About the Story
This story was conceived at Launch Pad, a week-long intensive astronomy workshop for writers hosted by SF writer and astronomy professor Mike Brotherton at the University of Wyoming in Laramie. It was an intense learning experience, tons of fun, and made all of our brains run out of our ears. After the workshop, Mike announced an anthology, to be called Diamonds in the Sky, of science fiction stories that demonstrated various aspects of factual astronomy, to be made available for free as a textbook for high school astronomy classes. I don’t know whether or not anyone is actually using it as such, but I can tell you that it’s a cracking anthology and it’s well worth your time to read it.
For more information about Launch Pad, you can read my blog posts from the workshop.
Dana turned to the control panel to zoom in a little closer. But as she turned, another wave of vertigo overtook her, and the galaxies seemed to flare in intensity. She closed her eyes against the sudden bright colors…
… and the view didn’t change.
Again she closed her eyes. Nothing. The galaxies in her view continued to shine vibrantly, almost overwhelming in their brightness and variety of colors. She squeezed her eyes tight shut, feeling the muscles tense, but they didn’t shut out the view. Instinctually she put her hands to her eyes, but that didn’t help either. She felt her closed eyes beneath her fingers, but her hands didn’t block the view.

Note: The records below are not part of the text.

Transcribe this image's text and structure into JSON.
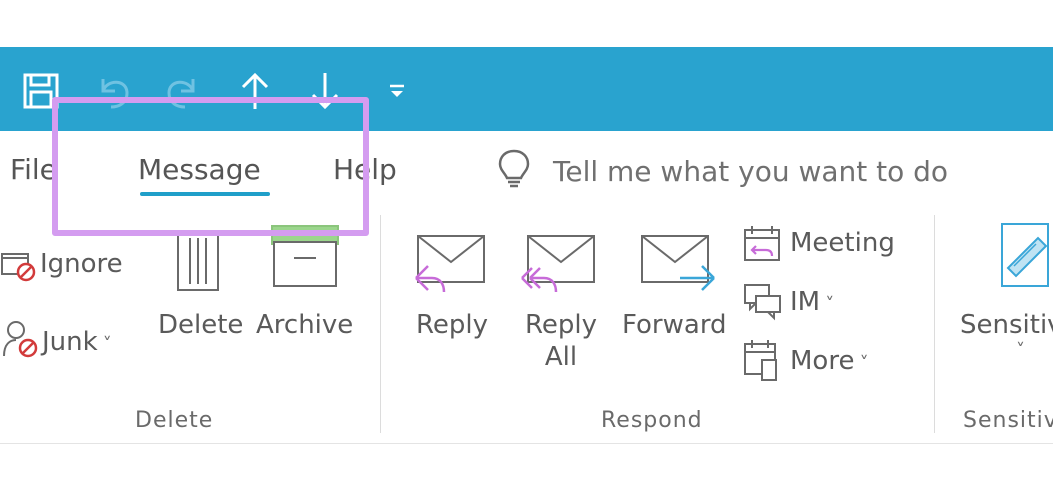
{
  "tabs": {
    "file": "File",
    "message": "Message",
    "help": "Help"
  },
  "tell_me": {
    "text": "Tell me what you want to do"
  },
  "ribbon": {
    "delete_group": {
      "label": "Delete",
      "ignore": "Ignore",
      "junk": "Junk",
      "junk_arrow": "˅",
      "delete": "Delete",
      "archive": "Archive"
    },
    "respond_group": {
      "label": "Respond",
      "reply": "Reply",
      "reply_all_line1": "Reply",
      "reply_all_line2": "All",
      "forward": "Forward",
      "meeting": "Meeting",
      "im": "IM",
      "im_arrow": "˅",
      "more": "More",
      "more_arrow": "˅"
    },
    "sensitivity_group": {
      "label": "Sensitiv",
      "button": "Sensitiv",
      "arrow": "˅"
    }
  },
  "icons": {
    "quick_access": [
      "save-icon",
      "undo-icon",
      "redo-icon",
      "up-arrow-icon",
      "down-arrow-icon",
      "customize-toolbar-icon"
    ],
    "tell_me": "lightbulb-icon"
  },
  "colors": {
    "title_bar": "#29a3cf",
    "tab_underline": "#1f9fc9",
    "highlight": "#d49cf0",
    "reply_arrow": "#c76bd8",
    "forward_arrow": "#3aa6d8",
    "junk_icon": "#d23b3b"
  }
}
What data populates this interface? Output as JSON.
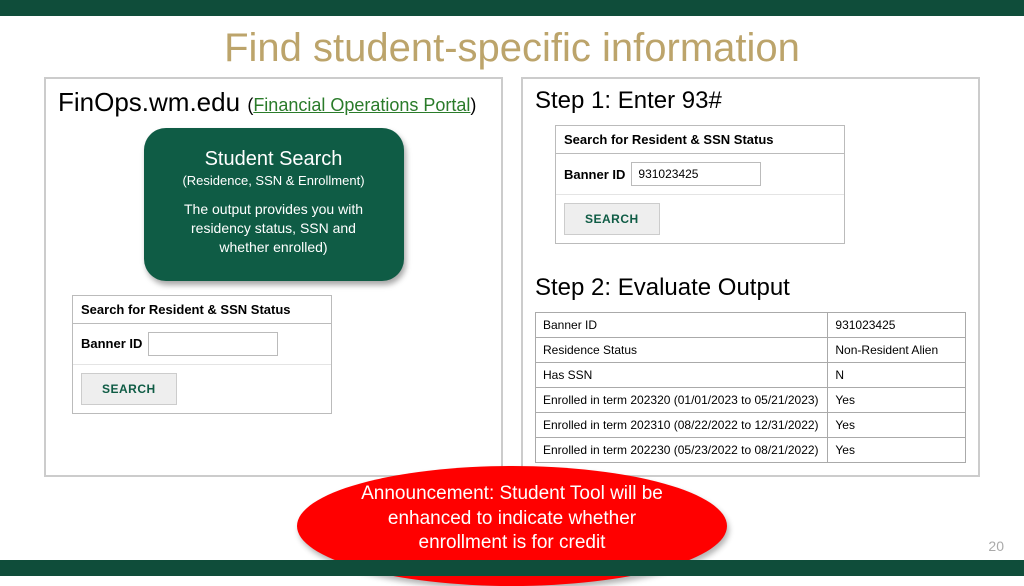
{
  "title": "Find student-specific information",
  "left": {
    "site": "FinOps.wm.edu",
    "link_open": "(",
    "link_text": "Financial Operations Portal",
    "link_close": ")",
    "badge_title": "Student Search",
    "badge_sub": "(Residence, SSN & Enrollment)",
    "badge_body": "The output provides you with residency status, SSN and whether enrolled)",
    "search_head": "Search for Resident & SSN Status",
    "bannerid_label": "Banner ID",
    "bannerid_value": "",
    "search_btn": "SEARCH"
  },
  "right": {
    "step1": "Step 1: Enter 93#",
    "search_head": "Search for Resident & SSN Status",
    "bannerid_label": "Banner ID",
    "bannerid_value": "931023425",
    "search_btn": "SEARCH",
    "step2": "Step 2: Evaluate Output",
    "rows": [
      {
        "k": "Banner ID",
        "v": "931023425"
      },
      {
        "k": "Residence Status",
        "v": "Non-Resident Alien"
      },
      {
        "k": "Has SSN",
        "v": "N"
      },
      {
        "k": "Enrolled in term 202320 (01/01/2023 to 05/21/2023)",
        "v": "Yes"
      },
      {
        "k": "Enrolled in term 202310 (08/22/2022 to 12/31/2022)",
        "v": "Yes"
      },
      {
        "k": "Enrolled in term 202230 (05/23/2022 to 08/21/2022)",
        "v": "Yes"
      }
    ]
  },
  "announce": "Announcement:  Student Tool will be enhanced to indicate whether enrollment is for credit",
  "page_number": "20"
}
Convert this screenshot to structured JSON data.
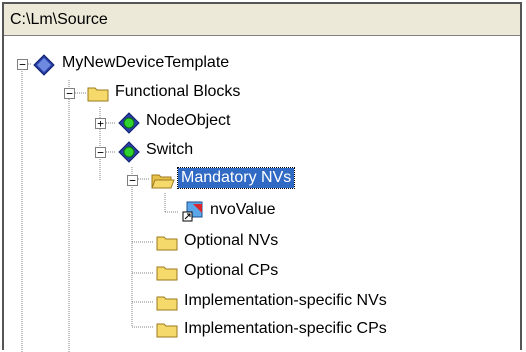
{
  "header": {
    "path": "C:\\Lm\\Source"
  },
  "tree": {
    "root": {
      "label": "MyNewDeviceTemplate",
      "expander": "−"
    },
    "functional_blocks": {
      "label": "Functional Blocks",
      "expander": "−"
    },
    "node_object": {
      "label": "NodeObject",
      "expander": "+"
    },
    "switch": {
      "label": "Switch",
      "expander": "−"
    },
    "mandatory_nvs": {
      "label": "Mandatory NVs",
      "expander": "−",
      "selected": true
    },
    "nvo_value": {
      "label": "nvoValue"
    },
    "optional_nvs": {
      "label": "Optional NVs"
    },
    "optional_cps": {
      "label": "Optional CPs"
    },
    "impl_nvs": {
      "label": "Implementation-specific NVs"
    },
    "impl_cps": {
      "label": "Implementation-specific CPs"
    }
  },
  "colors": {
    "selection": "#316ac5",
    "header_bg": "#ece9d8",
    "folder": "#f5d96b",
    "diamond": "#2a3fa8"
  }
}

Now she was getting a little frightened. She pulled her hands away from her eyes and held them in front of herself.
She couldn’t see her hands.
She couldn’t see herself at all…